## 28 Mart 2016 Pazartesi

### Left as an exercise: the joke of scientific writing

We all have been students and we all have suffered a certain attitude called left as an exercise or Proof: Trivial. QED from textbook writers. If we are to name names, Thomas W. Hungerford, with his Algebra is number one on my list. That book is the super massive black hole of dense writing. Perhaps Geroch, Dirac or Abraham and Marsden come second. Below is an historical example, or rather a proof, that some authors leave these exercises without actually solving them. (No, I do not claim that TWH is as such.) It is about constructing a triangle whose angle-bisectors are given with ruler and compass, which has no solution other than special cases. This inverse geometric problem has been the subject of a PhD thesis by Richard Philip Baker as late as 1903 and his solution uses techniques of algebraic geometry. I reproduce page V of the thesis here. The first five paragraphs clearly state the difficulty of the problem, whereas the final one refers to the Proof: Trivial. attitude.

### THE HISTORY OF THE PROBLEM

The problem of constructing a triangle when the lengths of the bisectors of the angles are given has been an outstanding problem among geometers from the time of Pascal and certainly from the time of Euler.

Brocard has summed up the literature, dealing almost entirely with special cases, of which the most extensive treatment appears to be the solution of the problem when one angle is a right angle due to Marcus Baker.

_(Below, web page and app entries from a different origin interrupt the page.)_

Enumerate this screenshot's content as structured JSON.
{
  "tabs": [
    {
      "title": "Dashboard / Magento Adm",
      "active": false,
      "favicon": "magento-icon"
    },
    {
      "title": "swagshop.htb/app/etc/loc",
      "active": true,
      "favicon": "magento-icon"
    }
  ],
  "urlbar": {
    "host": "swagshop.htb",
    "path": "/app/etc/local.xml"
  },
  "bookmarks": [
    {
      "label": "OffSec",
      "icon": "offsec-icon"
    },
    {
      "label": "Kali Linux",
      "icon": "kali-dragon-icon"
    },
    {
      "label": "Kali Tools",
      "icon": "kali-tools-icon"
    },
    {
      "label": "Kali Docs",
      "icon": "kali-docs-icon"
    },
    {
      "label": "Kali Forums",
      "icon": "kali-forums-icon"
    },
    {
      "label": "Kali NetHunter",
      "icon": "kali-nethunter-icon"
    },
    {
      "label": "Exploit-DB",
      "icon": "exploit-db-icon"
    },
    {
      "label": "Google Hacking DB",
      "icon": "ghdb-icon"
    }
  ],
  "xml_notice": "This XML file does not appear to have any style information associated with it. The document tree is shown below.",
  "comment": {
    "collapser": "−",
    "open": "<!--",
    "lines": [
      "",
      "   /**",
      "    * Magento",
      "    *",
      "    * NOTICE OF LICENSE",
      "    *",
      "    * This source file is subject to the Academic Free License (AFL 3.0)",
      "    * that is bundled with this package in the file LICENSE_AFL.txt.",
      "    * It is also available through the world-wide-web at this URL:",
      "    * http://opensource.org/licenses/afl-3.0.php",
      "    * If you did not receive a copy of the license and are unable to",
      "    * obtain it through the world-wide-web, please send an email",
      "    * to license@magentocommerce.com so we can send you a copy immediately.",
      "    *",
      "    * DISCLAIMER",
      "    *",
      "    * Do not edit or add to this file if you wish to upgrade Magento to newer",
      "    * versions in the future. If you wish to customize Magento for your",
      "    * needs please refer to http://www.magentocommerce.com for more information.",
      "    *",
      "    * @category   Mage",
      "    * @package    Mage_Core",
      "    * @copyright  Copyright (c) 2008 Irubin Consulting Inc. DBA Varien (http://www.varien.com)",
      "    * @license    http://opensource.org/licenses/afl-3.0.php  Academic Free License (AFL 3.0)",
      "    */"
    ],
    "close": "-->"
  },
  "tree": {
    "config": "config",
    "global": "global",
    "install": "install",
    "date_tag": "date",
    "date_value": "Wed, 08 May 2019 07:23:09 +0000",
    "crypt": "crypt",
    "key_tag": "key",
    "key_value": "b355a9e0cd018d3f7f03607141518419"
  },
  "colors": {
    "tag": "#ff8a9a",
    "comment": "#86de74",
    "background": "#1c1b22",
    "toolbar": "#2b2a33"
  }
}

This problem is of the sixth order. Among many special treatments that appear in the smaller journals the fundamental problem of determining the character of the algebraic irrationality involved is not mentioned. As a result apparently conflicting statements occur as to the order of the equation concerned, this depending on accidental choice of the parameter field.

The only paper dealing with the general case where the internal bisector formulas are used is P. Barbarin's. The case where the external formulas are to be used and the case where two of the assigned bisectors refer to the same vertex is not treated in general in any paper known to the writer.

Barbarin proved that the general internal problem could be solved by the solution of an algebraic equation of order not greater than twelve. The irreducibility and group of the equation are not discussed, and as the equation itself is not set out explicitly further reduction of the order of the problem is not precluded.

The method of attack used by Barbarin is to solve first the problem when an angle and two bisectors are given, and to use the result as a basis for attacking the general problem. The necessary sacrifice of symmetry prevents any explicit comparison with the solution given in this paper except at the cost of labor disproportionate to the result.

The problem must have an extensive domestic history in the schools: Barbarin charges that E. Catalan was among those who have proposed it as an elementary exercise, and from a Russian scholar the writer learns that it has been there extensively used in the schools as a standard set-back for ambitious young geometers.

R. P. Baker was a lawyer and practiced law in Texas. He later did a PhD at the University of Chicago in the field of algebraic geometry. (Another lawyer turned into scientist at the University of Chicago is Edwin Hubble, the man who discovered that our universe is expanding.) Baker is also known for producing and selling three dimensional models of geometrical objects. Some of these items are now museum pieces and displayed at various math departments in the US.